== Aim of the exercise ==
Could you filter the records below and keep only the lines with the word "Chuyên"?

== Listed entries ==

■ ■ ■ ■ ■ ■ ■

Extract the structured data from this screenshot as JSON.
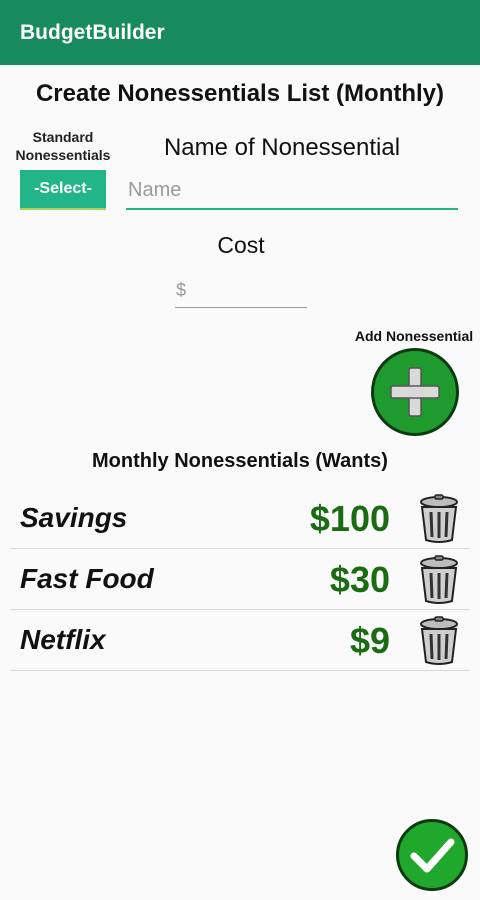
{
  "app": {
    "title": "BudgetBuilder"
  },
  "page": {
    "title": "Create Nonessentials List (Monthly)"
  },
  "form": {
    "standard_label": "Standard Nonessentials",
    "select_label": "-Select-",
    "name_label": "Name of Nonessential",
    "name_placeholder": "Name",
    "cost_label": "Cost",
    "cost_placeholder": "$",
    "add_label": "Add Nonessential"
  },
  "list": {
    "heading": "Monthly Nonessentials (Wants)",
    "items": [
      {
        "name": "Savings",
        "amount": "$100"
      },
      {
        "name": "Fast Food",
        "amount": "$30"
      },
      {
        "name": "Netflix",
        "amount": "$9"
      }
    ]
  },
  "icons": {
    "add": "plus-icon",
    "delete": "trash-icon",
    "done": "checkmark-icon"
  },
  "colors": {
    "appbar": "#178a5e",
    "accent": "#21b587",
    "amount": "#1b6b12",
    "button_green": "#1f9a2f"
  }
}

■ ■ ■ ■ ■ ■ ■

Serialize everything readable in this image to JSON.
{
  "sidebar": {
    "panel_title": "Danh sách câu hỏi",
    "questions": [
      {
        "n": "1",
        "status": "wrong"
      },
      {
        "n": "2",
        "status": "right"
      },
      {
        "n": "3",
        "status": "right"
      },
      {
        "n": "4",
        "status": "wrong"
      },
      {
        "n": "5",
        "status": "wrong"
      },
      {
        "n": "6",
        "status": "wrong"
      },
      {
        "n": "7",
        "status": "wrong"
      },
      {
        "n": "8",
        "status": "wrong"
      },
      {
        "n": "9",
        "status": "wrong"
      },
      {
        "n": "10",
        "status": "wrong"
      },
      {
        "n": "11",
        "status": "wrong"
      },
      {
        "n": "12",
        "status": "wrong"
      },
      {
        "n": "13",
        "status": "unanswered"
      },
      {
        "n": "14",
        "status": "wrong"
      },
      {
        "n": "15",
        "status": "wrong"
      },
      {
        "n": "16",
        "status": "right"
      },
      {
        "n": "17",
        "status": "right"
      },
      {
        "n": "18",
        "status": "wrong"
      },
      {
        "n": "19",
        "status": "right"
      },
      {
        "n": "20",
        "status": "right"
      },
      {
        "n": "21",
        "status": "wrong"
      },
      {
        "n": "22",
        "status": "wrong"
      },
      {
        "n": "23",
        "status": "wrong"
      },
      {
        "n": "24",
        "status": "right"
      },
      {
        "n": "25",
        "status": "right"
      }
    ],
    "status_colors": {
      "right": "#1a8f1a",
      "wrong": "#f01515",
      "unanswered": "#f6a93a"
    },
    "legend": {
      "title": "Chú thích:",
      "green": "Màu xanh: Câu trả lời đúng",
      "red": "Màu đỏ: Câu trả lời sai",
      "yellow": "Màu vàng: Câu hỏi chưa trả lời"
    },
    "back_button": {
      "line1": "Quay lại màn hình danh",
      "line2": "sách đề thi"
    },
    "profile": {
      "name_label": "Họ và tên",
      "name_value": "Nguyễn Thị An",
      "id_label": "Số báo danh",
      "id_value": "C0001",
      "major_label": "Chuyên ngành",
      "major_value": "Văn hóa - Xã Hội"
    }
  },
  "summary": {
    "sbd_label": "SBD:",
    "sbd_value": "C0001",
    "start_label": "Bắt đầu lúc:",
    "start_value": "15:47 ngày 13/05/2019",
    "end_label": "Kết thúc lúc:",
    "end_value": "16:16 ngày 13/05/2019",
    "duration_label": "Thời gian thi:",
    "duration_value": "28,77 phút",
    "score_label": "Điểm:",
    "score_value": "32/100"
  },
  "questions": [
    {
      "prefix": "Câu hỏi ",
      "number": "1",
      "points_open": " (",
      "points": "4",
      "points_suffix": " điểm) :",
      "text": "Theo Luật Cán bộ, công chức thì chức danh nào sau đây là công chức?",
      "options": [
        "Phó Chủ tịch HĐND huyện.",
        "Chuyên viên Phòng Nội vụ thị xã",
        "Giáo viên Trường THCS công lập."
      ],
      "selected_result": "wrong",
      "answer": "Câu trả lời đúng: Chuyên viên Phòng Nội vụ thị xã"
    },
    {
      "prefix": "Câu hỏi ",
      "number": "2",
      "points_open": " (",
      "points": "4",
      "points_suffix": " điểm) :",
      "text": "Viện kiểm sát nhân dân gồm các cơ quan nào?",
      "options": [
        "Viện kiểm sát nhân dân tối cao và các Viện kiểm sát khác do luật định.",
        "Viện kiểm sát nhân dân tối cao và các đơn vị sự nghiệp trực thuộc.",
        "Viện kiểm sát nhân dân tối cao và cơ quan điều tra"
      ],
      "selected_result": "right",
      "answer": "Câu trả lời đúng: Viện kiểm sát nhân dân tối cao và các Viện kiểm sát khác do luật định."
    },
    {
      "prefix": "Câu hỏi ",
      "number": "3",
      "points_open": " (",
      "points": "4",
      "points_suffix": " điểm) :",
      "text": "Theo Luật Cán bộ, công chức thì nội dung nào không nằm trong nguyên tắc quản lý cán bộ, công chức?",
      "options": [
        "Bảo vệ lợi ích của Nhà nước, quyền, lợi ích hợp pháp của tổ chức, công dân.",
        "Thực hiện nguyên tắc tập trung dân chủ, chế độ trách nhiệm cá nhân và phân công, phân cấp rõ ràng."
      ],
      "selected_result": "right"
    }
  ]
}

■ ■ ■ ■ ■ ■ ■

== Worked solution ==
      "major_label": "Chuyên ngành",
        "Chuyên viên Phòng Nội vụ thị xã",
      "answer": "Câu trả lời đúng: Chuyên viên Phòng Nội vụ thị xã"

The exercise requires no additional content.